The other interesting factor to consider is that no other current in production fighter airframe has a longer range with payload and sensor capability than the F-35. In that context, what else could the RAAF acquyire that could better meet their requirements?Projecting power with the F-35 (part 1): How far can it go?
https://www.aspistrategist.org.au/proje ... can-it-go/
One of the ironies of the current debate about how Australia should adjust its military strategy in light of the changing great-power balance in the Indo-Pacific is that many of the participants—regardless of their views on the future of US military power—make similar recommendations, namely, that Australia should seek greater defence self-reliance.

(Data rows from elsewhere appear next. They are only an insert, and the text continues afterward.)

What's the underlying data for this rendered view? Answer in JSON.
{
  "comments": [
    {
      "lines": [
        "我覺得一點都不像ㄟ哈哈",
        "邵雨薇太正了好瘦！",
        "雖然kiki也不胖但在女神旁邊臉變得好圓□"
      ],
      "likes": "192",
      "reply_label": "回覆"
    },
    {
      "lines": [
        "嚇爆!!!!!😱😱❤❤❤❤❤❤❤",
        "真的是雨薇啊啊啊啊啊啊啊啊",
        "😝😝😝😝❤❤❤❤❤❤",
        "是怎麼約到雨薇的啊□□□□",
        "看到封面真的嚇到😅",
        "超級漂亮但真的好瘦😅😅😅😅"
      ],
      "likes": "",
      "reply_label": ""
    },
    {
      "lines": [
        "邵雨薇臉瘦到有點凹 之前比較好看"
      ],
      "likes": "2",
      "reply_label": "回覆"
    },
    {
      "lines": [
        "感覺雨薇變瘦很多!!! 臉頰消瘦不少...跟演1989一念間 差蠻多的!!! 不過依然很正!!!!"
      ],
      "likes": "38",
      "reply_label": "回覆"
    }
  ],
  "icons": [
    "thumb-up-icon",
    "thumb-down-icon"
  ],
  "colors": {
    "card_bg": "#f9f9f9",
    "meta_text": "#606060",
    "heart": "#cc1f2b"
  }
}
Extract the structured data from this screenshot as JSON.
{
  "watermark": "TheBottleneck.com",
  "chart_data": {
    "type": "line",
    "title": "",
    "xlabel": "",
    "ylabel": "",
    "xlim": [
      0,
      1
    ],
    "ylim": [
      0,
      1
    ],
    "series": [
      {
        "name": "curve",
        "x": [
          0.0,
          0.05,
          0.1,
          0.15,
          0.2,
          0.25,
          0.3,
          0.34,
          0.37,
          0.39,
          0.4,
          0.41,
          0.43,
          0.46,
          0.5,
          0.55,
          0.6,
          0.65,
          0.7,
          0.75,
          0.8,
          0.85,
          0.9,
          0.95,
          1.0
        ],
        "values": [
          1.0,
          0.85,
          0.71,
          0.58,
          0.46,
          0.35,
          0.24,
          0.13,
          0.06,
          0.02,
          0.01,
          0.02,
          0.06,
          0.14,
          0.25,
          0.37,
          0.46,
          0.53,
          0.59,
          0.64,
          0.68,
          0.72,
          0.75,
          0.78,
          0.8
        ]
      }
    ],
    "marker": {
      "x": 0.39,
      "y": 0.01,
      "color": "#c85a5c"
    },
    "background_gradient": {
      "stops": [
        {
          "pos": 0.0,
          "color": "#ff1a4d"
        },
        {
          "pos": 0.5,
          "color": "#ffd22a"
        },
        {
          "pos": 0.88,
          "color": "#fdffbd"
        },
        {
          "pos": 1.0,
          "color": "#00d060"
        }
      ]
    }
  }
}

This would be achieved by capability solutions based largely on ‘more of the same’. That is, to meet an increasingly uncertain strategic environment, our future force structure should be built around more of the things we already have, or are getting, such as F-35A joint strike fighters and submarines (even if some advocate different submarines from the ones we’ll eventually get under the current plan).
So it’s important to understand those systems and their limitations to see what additional capability more of them would provide. Since Australia and its region are geographically far-flung, and we have only a small number of military assets, we’ll focus on their ability to maintain a presence over large distances. The key question is, to what extent do the capabilities the Australian Defence Force is acquiring enable Australia to project power and what would further enhance that power projection?
We’ll start with the F-35A. Defence is in the process of acquiring 72, with potentially some more down the track. The F-35A is now a very capable aircraft, but it still faces the old problem that, no matter how good a military platform is, it can’t be in two places at once. And due to the inherent limitations of fighter aircraft, there are a lot of places they can’t be at any time.